It has been a tough couple of years for the Orange County water utility that serves 80,000-plus customers in the Chapel Hill-Carrboro area.
A water main break on November 5 raises important questions about aging infrastructure statewide, especially since the Orange Water and Sewer Authority had a water main break last February.
OWASA Executive Director Ed Kerwin said the failure of the 77-year-old pipe outside OWASA's Jones Ferry Road water treatment plant earlier this month was a major event.
Over an eight-hour period while crews worked to stop the leak, the system lost 9.5 million gallons of water.
"And to put that in context, in a normal 24 hour day in Chapel Hill-Carrboro, our community uses about 7 million gallons of water," said Kerwin in an interview at his office.
OWASA's biggest customer is UNC Chapel Hill and the university's hospital complex.
The recent water main break forced the transfer of UNC patients to Duke, in Durham, and other facilities.
Water was piped in from other municipal systems and OWASA customers remained under a boil water advisory for more than 24 hours.
Kerwin said OWASA has engaged an independent consultant to answer two key questions: Why did the pipe break? And why did it take 8 hours to stop loss of water?
Meanwhile, Kerwin said OWASA's board has budgeted $33 million over the next five years to accelerate pipe upgrades, from 1.7 miles a year to 3.2.
"About 50 cents of every dollar of OWASA revenue from customers is reinvested in infrastructure," Kerwin said.
OWASA has resources for capital improvement that smaller municipal authorities do not.

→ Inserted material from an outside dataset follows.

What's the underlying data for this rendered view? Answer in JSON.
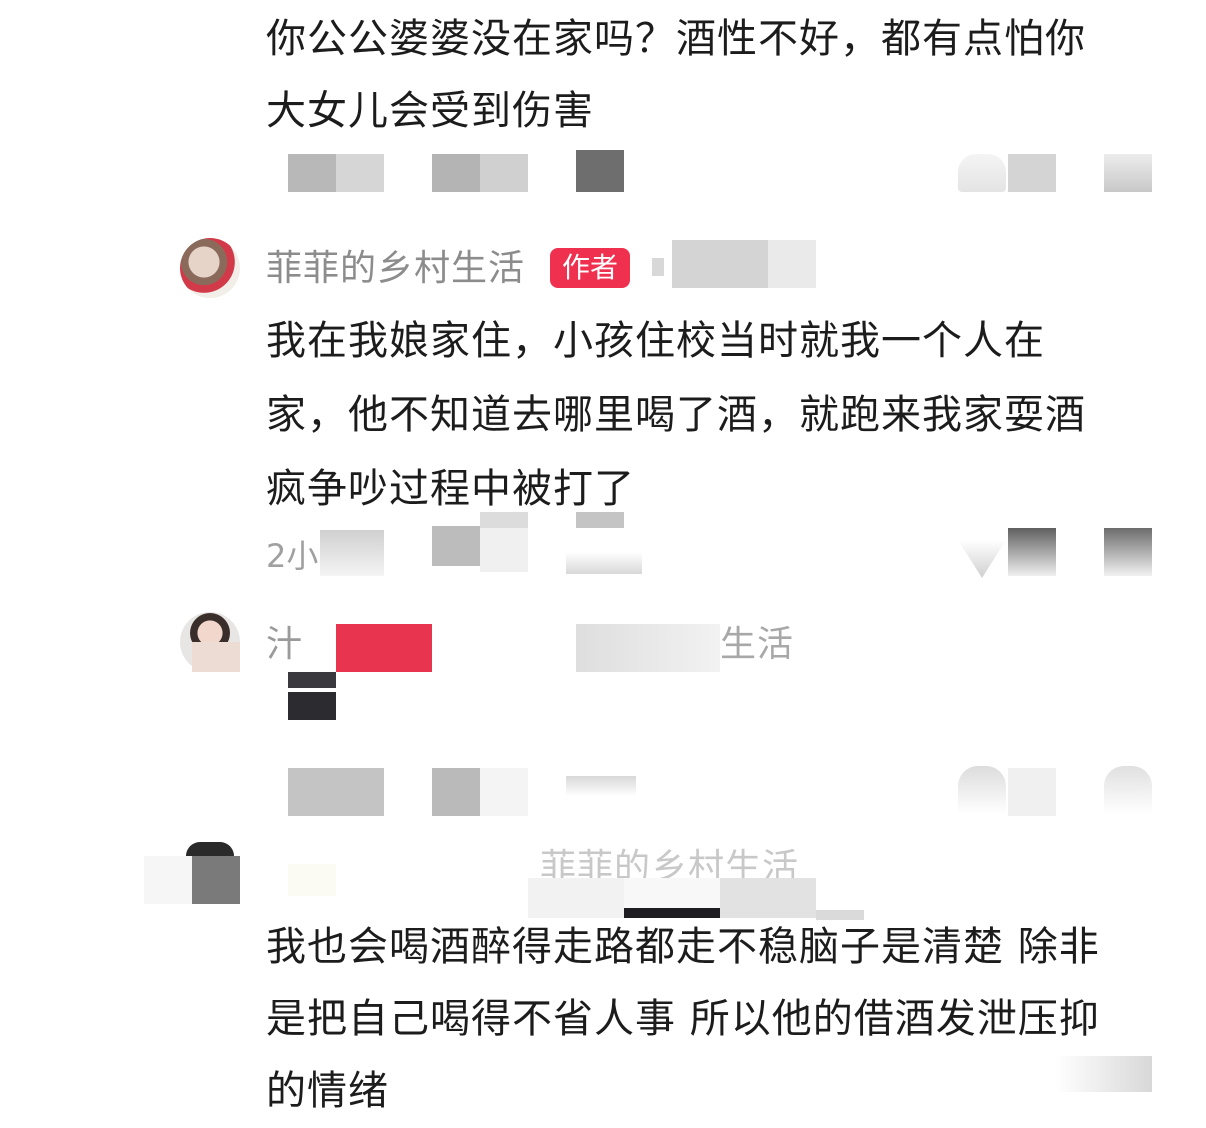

"A lot of infrastructure was put in 80, 90, 100 years ago, so it's getting to the end of its design life," said Kim Colson, director of the Department of Environmental Quality's Division of Water Infrastructure.
Colson said urban areas along North Carolina's I-85 arc, and in the tourist-friendly cities of Wilmington and Asheville, have the resources to support robust water utilities.
But municipalities in rural areas with stagnant or declining populations need state grants to develop management plans and prevent major system failures, he added.
OWASA's Ed Kerwin said it is important to inform customers why capital improvement--and occasional rate increases--are so vital.
Pipe work often means traffic headaches, too.
In the next couple of years, OWASA will replace pipe along Manning Drive in Chapel Hill--a major road leading to UNC Hospitals.